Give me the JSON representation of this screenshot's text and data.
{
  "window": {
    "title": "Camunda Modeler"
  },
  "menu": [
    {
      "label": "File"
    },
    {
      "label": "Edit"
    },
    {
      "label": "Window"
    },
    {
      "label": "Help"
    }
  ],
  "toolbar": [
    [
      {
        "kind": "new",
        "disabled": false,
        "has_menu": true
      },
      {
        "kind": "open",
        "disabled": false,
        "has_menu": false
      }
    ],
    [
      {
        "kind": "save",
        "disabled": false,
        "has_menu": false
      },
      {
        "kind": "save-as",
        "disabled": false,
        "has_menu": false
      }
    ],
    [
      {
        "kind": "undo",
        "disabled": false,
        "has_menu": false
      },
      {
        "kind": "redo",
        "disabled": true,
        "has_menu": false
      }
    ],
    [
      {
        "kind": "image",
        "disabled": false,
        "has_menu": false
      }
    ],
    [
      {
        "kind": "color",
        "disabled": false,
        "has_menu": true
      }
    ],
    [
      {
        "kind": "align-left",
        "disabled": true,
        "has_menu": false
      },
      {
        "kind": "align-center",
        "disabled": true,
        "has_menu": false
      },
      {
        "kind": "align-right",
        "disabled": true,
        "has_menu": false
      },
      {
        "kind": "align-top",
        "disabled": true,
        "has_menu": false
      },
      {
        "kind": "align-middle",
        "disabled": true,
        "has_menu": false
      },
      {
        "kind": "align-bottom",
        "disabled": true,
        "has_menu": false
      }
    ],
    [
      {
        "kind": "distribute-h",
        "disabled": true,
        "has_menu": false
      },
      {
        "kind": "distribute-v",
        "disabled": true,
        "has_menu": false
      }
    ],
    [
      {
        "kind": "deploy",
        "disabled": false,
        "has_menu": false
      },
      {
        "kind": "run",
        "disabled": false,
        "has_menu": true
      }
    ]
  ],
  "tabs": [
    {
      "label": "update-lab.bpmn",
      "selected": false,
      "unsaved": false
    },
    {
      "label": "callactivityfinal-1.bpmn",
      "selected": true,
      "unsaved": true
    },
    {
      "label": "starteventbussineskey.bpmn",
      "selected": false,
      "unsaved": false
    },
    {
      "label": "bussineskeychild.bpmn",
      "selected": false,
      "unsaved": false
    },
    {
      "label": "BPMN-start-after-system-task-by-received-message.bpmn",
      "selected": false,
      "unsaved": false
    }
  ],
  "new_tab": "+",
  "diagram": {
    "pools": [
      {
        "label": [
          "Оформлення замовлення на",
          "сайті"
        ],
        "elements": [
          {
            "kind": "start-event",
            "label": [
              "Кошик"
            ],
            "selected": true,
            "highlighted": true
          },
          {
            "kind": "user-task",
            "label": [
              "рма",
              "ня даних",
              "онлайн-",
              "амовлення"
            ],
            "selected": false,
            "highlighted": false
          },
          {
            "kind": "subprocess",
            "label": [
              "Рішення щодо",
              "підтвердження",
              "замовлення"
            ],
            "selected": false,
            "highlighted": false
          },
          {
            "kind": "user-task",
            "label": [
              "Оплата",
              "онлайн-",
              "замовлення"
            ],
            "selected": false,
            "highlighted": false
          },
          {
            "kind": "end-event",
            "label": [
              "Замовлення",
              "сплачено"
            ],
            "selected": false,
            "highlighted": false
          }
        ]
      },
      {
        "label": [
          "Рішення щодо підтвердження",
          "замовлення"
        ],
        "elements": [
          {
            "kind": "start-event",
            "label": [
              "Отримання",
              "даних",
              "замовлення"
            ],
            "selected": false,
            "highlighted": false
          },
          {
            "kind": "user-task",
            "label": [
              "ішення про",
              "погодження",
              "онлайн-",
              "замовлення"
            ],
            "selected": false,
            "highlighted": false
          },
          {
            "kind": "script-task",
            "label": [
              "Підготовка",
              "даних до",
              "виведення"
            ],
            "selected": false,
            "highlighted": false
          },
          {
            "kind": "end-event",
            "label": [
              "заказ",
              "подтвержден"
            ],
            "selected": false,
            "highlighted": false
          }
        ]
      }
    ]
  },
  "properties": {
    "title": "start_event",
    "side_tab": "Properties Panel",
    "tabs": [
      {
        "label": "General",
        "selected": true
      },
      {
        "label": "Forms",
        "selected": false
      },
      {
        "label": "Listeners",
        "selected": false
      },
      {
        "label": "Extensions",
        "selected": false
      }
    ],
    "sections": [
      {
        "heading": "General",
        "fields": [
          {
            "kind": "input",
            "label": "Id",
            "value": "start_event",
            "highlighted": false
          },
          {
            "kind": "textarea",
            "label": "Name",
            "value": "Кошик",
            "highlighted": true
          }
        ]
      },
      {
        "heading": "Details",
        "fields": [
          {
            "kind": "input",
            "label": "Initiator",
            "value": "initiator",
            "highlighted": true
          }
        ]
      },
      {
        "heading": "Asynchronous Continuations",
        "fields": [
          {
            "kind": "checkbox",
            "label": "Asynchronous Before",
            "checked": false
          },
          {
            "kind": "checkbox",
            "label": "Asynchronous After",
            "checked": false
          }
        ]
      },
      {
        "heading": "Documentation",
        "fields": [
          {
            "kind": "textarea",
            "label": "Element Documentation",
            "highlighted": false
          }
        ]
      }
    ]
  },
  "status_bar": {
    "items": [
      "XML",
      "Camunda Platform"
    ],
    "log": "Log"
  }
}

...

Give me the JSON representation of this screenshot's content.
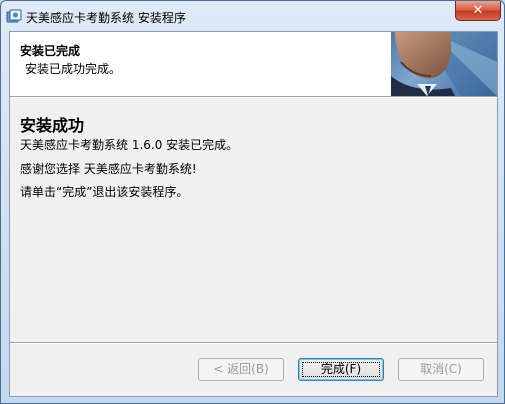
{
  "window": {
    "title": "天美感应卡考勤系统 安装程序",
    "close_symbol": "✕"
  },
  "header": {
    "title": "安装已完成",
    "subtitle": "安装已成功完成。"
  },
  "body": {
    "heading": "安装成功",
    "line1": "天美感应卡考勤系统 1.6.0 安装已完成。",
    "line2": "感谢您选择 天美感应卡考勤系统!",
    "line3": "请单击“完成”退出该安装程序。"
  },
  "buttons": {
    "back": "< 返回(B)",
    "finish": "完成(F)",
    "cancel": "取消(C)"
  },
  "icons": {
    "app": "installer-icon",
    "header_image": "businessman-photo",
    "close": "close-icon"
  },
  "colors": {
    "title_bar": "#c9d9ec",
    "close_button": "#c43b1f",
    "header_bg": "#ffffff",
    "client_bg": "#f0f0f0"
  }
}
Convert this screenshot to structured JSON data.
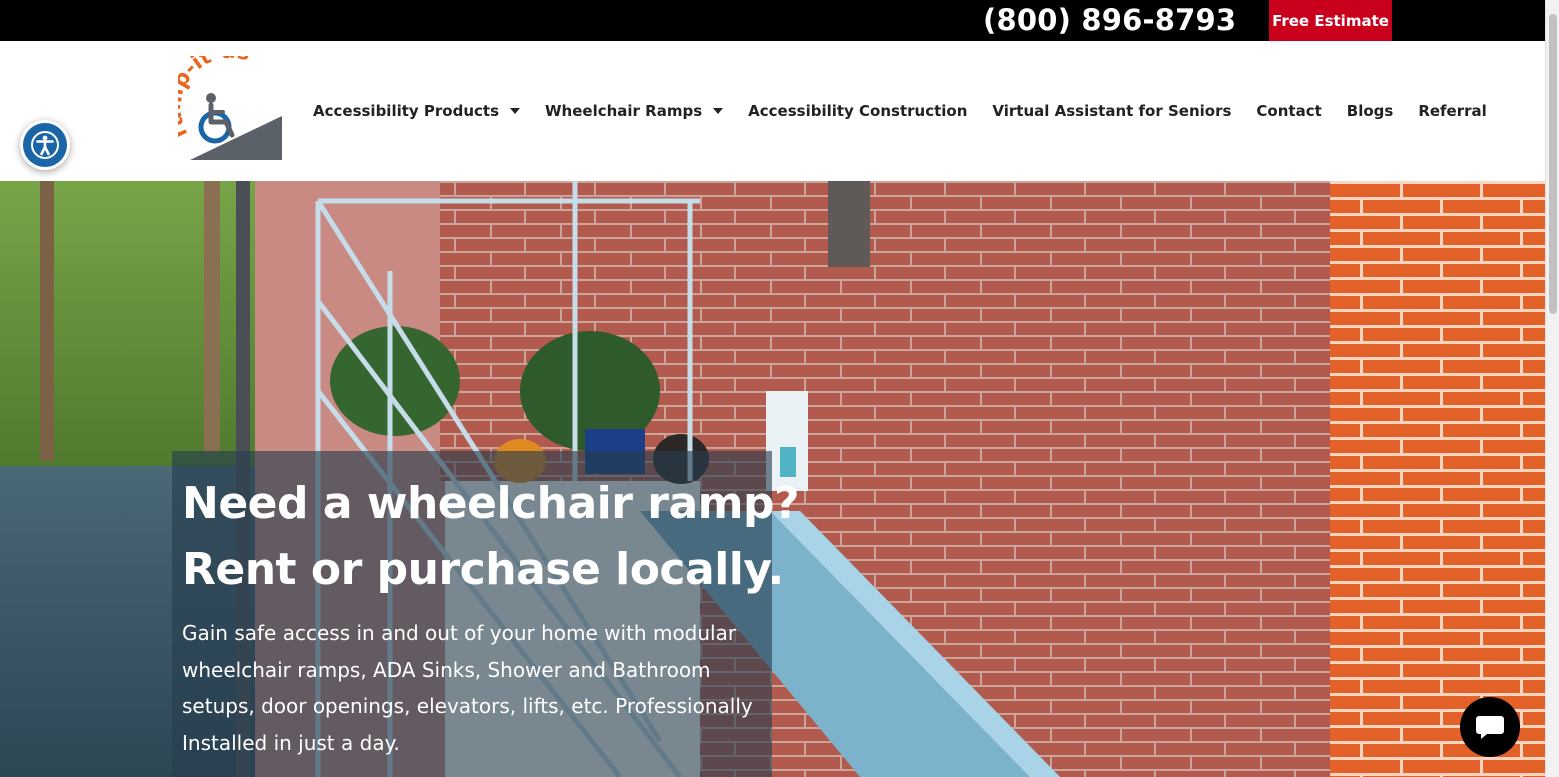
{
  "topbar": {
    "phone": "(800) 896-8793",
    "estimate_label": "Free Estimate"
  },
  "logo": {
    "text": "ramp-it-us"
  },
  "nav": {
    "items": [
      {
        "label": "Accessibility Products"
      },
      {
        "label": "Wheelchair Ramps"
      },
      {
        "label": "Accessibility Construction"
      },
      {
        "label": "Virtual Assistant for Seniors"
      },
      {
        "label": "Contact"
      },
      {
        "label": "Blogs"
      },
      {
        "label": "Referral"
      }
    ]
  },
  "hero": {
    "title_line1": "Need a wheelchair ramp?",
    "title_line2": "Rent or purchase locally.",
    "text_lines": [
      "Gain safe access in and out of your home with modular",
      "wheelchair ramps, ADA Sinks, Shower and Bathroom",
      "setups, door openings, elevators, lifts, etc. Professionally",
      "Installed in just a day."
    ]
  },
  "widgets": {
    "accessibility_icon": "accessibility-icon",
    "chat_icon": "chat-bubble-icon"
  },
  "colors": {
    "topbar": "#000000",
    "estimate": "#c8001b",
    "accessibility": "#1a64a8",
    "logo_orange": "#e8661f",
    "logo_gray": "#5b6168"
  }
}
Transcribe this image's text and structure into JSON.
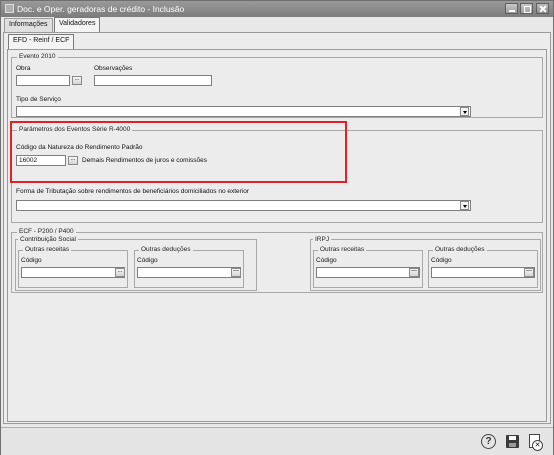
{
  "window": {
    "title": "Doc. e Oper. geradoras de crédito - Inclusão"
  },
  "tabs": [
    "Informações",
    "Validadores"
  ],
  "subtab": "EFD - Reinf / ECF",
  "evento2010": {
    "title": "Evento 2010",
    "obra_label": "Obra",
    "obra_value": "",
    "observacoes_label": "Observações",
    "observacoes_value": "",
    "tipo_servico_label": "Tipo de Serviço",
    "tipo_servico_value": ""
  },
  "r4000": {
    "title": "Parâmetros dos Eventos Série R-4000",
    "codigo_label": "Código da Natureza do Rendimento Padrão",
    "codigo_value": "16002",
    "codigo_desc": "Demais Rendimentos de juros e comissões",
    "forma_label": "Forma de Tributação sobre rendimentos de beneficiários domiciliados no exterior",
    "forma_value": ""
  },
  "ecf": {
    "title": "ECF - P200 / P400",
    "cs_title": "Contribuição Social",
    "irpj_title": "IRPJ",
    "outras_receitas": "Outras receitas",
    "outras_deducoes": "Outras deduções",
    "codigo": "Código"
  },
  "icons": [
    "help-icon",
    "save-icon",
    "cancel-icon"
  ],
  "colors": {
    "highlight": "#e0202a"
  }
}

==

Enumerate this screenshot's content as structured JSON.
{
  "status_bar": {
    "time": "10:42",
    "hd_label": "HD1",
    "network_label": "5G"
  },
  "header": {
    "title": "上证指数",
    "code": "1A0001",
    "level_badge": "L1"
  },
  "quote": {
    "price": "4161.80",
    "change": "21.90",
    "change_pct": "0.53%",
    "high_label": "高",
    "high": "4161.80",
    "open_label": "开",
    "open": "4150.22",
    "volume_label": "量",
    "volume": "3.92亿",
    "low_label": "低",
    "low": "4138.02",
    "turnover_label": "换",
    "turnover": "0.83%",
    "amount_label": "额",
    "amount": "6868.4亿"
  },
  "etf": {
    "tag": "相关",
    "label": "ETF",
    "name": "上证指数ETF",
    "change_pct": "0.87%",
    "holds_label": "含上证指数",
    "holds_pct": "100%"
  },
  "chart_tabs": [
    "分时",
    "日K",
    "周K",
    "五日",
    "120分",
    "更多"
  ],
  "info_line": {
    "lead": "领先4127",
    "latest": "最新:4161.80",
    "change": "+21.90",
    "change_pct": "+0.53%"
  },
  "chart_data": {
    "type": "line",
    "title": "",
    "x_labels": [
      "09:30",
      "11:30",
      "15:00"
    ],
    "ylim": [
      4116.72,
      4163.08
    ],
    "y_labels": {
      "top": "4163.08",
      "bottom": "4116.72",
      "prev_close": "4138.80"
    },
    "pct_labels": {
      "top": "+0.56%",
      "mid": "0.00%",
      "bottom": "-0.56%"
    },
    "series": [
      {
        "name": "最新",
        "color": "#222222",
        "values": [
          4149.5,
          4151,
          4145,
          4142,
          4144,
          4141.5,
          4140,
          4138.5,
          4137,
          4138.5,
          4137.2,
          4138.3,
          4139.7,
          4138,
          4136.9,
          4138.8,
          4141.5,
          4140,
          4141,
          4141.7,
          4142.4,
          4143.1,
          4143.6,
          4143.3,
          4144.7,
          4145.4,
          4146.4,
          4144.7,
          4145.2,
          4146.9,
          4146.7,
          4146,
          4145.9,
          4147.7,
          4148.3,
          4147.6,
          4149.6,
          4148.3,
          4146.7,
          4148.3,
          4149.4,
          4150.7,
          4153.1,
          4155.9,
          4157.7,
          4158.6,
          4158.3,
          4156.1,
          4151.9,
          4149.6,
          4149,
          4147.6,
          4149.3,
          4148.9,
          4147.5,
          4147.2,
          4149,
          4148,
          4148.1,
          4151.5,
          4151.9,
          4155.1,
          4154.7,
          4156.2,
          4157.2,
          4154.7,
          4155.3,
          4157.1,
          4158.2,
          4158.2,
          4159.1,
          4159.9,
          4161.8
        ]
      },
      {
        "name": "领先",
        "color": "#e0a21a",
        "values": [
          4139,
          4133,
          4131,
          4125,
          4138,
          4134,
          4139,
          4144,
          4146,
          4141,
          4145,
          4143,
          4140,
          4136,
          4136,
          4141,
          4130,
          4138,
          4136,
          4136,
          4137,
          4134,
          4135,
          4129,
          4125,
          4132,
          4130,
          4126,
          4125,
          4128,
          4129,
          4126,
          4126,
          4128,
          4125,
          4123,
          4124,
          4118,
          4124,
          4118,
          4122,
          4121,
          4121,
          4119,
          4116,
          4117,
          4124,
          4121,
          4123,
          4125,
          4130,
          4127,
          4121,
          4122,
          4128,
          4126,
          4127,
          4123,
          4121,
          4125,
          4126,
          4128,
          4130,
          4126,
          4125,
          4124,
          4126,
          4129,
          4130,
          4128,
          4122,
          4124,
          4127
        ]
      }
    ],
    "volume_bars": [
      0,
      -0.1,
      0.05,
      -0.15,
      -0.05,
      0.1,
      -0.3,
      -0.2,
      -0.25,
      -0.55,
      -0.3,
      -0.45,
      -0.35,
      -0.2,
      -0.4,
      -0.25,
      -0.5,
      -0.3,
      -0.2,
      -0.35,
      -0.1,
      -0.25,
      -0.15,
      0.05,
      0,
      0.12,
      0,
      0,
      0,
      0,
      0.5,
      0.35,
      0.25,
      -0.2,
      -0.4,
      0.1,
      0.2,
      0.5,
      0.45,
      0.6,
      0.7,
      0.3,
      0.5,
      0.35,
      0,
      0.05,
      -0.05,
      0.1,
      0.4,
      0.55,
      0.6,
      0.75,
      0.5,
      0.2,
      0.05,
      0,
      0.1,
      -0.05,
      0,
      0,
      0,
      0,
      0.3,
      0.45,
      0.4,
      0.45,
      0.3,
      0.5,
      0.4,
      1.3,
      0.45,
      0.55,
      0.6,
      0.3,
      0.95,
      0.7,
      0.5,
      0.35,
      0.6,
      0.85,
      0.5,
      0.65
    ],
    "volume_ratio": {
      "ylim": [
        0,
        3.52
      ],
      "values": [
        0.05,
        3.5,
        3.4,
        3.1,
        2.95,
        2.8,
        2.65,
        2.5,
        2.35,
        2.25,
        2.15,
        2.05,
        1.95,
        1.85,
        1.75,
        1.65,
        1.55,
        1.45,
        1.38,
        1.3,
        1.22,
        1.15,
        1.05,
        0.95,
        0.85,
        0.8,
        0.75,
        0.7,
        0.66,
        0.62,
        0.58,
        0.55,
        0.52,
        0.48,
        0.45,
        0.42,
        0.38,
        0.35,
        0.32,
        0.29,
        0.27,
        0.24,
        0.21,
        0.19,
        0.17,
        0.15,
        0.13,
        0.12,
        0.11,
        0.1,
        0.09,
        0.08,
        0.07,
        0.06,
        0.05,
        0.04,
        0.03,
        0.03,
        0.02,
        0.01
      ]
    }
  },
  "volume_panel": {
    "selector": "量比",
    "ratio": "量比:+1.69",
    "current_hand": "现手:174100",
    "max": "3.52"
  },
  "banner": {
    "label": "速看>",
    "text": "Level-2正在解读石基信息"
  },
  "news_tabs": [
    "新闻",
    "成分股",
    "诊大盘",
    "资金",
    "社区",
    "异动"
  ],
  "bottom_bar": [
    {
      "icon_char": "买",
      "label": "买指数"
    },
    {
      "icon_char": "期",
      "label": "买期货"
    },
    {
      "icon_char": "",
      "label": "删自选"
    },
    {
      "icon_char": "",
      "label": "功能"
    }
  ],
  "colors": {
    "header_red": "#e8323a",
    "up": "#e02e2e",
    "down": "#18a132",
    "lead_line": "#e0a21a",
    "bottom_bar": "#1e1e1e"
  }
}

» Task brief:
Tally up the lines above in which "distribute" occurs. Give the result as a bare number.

» Written answer:
2